*WHAT YOU HAVE TO DO*: Repeat, exactly and in full, the lines of the listing below, but without any pictures.

*INPUT*:
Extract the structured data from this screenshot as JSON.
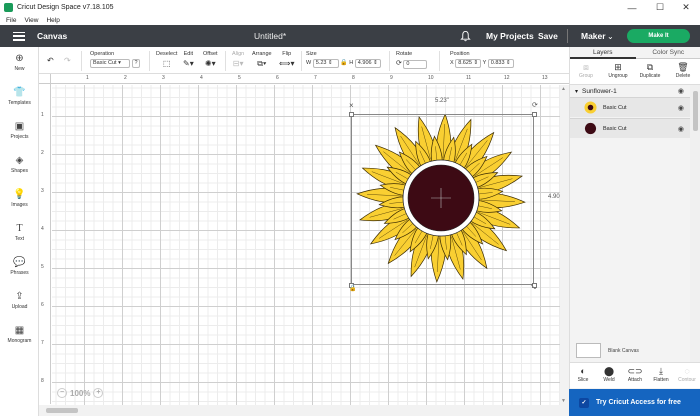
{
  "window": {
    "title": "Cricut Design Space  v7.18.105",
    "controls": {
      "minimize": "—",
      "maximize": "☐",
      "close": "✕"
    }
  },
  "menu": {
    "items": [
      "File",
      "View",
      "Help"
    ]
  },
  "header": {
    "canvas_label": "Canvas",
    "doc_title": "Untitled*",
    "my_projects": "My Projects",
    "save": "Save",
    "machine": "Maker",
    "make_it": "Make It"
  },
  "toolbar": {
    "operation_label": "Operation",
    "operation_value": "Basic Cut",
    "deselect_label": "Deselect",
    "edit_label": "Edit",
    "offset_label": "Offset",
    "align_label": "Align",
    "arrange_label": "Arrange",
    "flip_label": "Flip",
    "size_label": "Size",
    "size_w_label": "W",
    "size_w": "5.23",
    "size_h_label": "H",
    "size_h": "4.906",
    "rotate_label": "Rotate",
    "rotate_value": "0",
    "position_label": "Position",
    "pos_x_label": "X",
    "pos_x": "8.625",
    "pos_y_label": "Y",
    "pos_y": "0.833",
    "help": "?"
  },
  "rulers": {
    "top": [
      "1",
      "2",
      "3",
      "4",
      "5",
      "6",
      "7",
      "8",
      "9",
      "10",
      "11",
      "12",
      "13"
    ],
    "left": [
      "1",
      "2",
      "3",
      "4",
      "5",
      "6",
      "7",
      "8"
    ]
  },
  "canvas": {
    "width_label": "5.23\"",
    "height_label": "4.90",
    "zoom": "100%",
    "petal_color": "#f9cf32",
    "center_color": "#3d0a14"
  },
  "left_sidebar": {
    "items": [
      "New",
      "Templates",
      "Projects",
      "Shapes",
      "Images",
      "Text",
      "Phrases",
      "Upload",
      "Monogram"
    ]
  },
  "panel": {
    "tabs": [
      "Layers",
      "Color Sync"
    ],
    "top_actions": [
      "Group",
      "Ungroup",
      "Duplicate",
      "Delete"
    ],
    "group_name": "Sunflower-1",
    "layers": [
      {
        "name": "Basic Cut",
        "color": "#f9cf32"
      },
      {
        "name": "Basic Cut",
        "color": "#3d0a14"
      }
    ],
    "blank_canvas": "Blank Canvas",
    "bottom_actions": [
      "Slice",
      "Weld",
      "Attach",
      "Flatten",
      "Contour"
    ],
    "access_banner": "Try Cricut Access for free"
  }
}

*ANSWER TO THE EXERCISE*:
Extract the structured data from this screenshot as JSON.
{
  "window": {
    "title": "Cricut Design Space  v7.18.105",
    "controls": {
      "minimize": "—",
      "maximize": "☐",
      "close": "✕"
    }
  },
  "menu": {
    "items": [
      "File",
      "View",
      "Help"
    ]
  },
  "header": {
    "canvas_label": "Canvas",
    "doc_title": "Untitled*",
    "my_projects": "My Projects",
    "save": "Save",
    "machine": "Maker",
    "make_it": "Make It"
  },
  "toolbar": {
    "operation_label": "Operation",
    "operation_value": "Basic Cut",
    "deselect_label": "Deselect",
    "edit_label": "Edit",
    "offset_label": "Offset",
    "align_label": "Align",
    "arrange_label": "Arrange",
    "flip_label": "Flip",
    "size_label": "Size",
    "size_w_label": "W",
    "size_w": "5.23",
    "size_h_label": "H",
    "size_h": "4.906",
    "rotate_label": "Rotate",
    "rotate_value": "0",
    "position_label": "Position",
    "pos_x_label": "X",
    "pos_x": "8.625",
    "pos_y_label": "Y",
    "pos_y": "0.833",
    "help": "?"
  },
  "rulers": {
    "top": [
      "1",
      "2",
      "3",
      "4",
      "5",
      "6",
      "7",
      "8",
      "9",
      "10",
      "11",
      "12",
      "13"
    ],
    "left": [
      "1",
      "2",
      "3",
      "4",
      "5",
      "6",
      "7",
      "8"
    ]
  },
  "canvas": {
    "width_label": "5.23\"",
    "height_label": "4.90",
    "zoom": "100%",
    "petal_color": "#f9cf32",
    "center_color": "#3d0a14"
  },
  "left_sidebar": {
    "items": [
      "New",
      "Templates",
      "Projects",
      "Shapes",
      "Images",
      "Text",
      "Phrases",
      "Upload",
      "Monogram"
    ]
  },
  "panel": {
    "tabs": [
      "Layers",
      "Color Sync"
    ],
    "top_actions": [
      "Group",
      "Ungroup",
      "Duplicate",
      "Delete"
    ],
    "group_name": "Sunflower-1",
    "layers": [
      {
        "name": "Basic Cut",
        "color": "#f9cf32"
      },
      {
        "name": "Basic Cut",
        "color": "#3d0a14"
      }
    ],
    "blank_canvas": "Blank Canvas",
    "bottom_actions": [
      "Slice",
      "Weld",
      "Attach",
      "Flatten",
      "Contour"
    ],
    "access_banner": "Try Cricut Access for free"
  }
}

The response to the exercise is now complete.